Since the WPI is used in the deflator to estimate real growth in gross domestic product and gross value added, an updated WPI is crucial to the computation of real growth of national income as well.
The history of revisions
The CPI has so far been tweaked once (with 2012 base year) after its debut in 2010 (the first monthly CPI inflation rate was announced in January 2011). Earlier, the government used to measure retail inflation for only certain segments of population (such as industrial workers and agricultural and rural labourers).
Much before the CPI came into existence, the WPI, however, was the primary gauge to assess inflationary pressure. It has gone for six revisions so far since its introduction in 1952-53.
Likely changes in next revisions
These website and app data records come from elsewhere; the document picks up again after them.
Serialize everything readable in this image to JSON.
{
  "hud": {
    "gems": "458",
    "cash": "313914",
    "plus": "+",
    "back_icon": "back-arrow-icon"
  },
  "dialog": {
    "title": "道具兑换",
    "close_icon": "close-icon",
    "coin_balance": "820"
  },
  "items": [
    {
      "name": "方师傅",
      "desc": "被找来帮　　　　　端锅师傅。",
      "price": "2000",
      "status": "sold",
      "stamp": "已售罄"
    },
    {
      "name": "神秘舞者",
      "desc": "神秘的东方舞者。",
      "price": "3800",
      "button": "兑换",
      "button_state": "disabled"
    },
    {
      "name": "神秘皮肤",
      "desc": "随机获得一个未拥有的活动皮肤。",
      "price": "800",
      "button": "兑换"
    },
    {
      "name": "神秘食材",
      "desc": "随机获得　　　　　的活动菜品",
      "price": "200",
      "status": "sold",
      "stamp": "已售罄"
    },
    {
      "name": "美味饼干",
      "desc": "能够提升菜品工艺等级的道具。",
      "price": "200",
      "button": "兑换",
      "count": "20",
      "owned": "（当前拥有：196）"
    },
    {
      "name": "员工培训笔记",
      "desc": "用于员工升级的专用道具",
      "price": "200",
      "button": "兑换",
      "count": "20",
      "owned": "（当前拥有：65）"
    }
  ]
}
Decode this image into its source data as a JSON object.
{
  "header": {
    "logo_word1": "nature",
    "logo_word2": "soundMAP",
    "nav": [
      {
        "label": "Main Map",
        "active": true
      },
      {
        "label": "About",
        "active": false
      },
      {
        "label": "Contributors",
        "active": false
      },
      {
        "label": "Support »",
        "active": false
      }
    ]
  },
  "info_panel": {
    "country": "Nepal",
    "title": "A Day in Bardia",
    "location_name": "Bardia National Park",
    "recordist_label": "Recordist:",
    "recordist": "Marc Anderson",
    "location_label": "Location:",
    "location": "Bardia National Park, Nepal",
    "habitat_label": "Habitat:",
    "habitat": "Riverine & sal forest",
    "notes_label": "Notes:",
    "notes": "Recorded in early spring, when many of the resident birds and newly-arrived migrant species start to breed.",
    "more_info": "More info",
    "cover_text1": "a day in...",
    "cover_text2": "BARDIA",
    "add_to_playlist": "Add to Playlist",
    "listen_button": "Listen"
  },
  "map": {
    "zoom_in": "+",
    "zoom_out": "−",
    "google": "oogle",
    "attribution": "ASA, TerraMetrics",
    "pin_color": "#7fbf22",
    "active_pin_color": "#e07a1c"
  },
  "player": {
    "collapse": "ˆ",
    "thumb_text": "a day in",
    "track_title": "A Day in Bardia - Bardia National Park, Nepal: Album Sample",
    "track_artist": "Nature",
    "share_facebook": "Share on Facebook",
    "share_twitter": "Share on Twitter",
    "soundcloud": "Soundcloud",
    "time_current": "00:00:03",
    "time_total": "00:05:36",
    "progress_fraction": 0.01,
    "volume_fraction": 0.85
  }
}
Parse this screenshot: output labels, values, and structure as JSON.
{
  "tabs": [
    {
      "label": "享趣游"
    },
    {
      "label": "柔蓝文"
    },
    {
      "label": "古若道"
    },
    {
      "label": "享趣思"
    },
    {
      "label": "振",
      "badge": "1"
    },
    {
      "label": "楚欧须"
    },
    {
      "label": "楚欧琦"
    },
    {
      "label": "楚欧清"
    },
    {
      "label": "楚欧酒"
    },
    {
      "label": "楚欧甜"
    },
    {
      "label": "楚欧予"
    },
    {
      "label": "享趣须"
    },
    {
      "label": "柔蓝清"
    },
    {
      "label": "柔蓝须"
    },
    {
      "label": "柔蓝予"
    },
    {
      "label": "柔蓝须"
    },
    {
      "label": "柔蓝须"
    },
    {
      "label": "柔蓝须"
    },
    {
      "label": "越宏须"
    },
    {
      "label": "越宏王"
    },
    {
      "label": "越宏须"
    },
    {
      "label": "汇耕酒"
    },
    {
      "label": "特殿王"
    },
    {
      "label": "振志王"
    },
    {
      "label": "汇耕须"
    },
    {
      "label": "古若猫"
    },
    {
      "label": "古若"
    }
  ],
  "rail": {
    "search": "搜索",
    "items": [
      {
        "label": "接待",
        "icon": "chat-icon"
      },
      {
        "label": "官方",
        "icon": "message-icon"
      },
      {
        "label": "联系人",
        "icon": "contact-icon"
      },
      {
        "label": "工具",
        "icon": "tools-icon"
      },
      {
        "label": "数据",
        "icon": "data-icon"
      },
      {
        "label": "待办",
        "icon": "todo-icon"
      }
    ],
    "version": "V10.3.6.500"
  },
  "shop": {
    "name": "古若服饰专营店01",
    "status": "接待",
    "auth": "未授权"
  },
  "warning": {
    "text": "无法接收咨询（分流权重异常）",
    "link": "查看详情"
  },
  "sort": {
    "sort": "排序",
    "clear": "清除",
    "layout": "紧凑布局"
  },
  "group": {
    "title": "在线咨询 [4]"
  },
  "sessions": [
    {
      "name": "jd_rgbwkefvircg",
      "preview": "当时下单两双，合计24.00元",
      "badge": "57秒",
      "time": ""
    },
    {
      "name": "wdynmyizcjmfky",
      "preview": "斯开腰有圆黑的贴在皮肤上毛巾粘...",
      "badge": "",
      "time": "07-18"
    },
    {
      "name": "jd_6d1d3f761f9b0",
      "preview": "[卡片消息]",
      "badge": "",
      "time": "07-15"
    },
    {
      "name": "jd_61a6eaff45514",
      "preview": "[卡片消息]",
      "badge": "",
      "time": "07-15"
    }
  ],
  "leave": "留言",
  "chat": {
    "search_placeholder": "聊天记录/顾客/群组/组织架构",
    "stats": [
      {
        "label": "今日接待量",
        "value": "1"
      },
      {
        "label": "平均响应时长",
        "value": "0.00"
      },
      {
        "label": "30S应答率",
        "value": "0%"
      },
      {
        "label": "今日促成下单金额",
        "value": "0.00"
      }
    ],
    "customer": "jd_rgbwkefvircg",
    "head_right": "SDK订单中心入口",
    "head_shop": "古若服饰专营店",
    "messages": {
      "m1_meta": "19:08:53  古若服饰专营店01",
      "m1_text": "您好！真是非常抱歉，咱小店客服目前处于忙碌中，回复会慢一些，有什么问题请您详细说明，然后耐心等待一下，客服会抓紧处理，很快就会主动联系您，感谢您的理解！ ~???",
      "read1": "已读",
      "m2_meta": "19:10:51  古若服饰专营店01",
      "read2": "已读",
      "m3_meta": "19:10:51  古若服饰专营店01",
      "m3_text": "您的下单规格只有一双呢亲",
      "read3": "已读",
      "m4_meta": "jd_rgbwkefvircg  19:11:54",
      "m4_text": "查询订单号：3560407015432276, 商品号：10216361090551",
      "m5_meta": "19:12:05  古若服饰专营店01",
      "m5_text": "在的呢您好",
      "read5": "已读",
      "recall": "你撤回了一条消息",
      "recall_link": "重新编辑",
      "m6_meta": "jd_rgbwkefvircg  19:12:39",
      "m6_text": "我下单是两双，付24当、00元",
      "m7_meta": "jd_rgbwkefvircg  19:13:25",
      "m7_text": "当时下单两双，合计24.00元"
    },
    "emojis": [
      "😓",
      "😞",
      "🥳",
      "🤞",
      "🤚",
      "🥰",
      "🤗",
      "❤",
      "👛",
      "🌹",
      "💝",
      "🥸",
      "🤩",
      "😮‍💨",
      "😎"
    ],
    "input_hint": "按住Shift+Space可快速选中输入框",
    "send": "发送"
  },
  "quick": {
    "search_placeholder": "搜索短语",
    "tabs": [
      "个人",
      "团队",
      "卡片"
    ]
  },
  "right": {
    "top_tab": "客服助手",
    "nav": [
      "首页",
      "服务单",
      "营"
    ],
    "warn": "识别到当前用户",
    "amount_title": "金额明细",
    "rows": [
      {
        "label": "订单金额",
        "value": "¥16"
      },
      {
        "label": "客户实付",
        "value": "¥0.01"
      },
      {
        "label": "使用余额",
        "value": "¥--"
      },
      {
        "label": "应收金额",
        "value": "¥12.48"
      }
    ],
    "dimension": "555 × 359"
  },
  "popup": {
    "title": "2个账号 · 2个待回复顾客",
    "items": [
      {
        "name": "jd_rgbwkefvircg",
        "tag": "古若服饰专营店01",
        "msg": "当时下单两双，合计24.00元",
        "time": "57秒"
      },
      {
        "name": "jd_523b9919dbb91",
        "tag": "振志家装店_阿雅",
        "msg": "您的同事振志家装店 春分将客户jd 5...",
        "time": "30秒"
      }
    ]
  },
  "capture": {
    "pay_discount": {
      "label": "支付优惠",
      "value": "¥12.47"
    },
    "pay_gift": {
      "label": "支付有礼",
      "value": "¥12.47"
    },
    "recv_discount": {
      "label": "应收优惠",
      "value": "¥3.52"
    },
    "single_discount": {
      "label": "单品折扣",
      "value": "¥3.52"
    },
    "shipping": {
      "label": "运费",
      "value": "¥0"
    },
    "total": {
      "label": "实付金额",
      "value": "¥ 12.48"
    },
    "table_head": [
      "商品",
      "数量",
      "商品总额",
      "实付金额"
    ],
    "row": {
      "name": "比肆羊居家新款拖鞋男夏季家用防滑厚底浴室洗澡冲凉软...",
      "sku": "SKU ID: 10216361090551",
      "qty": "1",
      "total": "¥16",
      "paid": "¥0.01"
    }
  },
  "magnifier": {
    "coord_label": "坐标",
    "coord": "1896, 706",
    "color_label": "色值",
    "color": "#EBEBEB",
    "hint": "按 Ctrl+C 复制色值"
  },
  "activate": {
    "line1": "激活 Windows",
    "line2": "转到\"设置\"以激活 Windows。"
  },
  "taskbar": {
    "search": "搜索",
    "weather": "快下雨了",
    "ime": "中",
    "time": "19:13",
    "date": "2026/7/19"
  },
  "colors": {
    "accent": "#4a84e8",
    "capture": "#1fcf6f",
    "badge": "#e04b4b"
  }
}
While the CPI revision hinges on the consumption expenditure survey, government officials and analysts say any such survey will invariably point at the need to junk a good number of items and add scores of new ones to the product basket. Even the sample size, weight allocation and the choice of brands for price quotations will have to be tweaked. For instance, Nokia phone prices will no longer be used for assessing retail inflation in the cell phone segment, as the Finnish firm currently accounts for less than 2% of such sales in India. Similarly, the government could substantially widen the CPI product base from 299 now to accommodate more new-age technological products. Services like horse cart ride will be removed, while the weight of products like VCD/DVD hire, video cassettes will be pruned further.
Importantly, since the consumption pattern is gradually shifting towards more protein-based items, the composition of the food index will reflect this reality. Similarly, non-food products such as clothing and footwear will likely get greater weight. Currently, food and beverages dominate the CPI with a 45.86% weight. Education and health services, too, will have a larger weight in the updated index.
The WPI, too, is expected to be revised along these lines, said the analysts. The product basket may be expanded to accommodate 750 items or more from the current 697. About 150 items or so may be dropped from the current WPI basket and new ones will be added. The number of price quotations may be raised to 9,500 or above from 8331 now to make the new series more representative of the inflationary pressure at the wholesale level.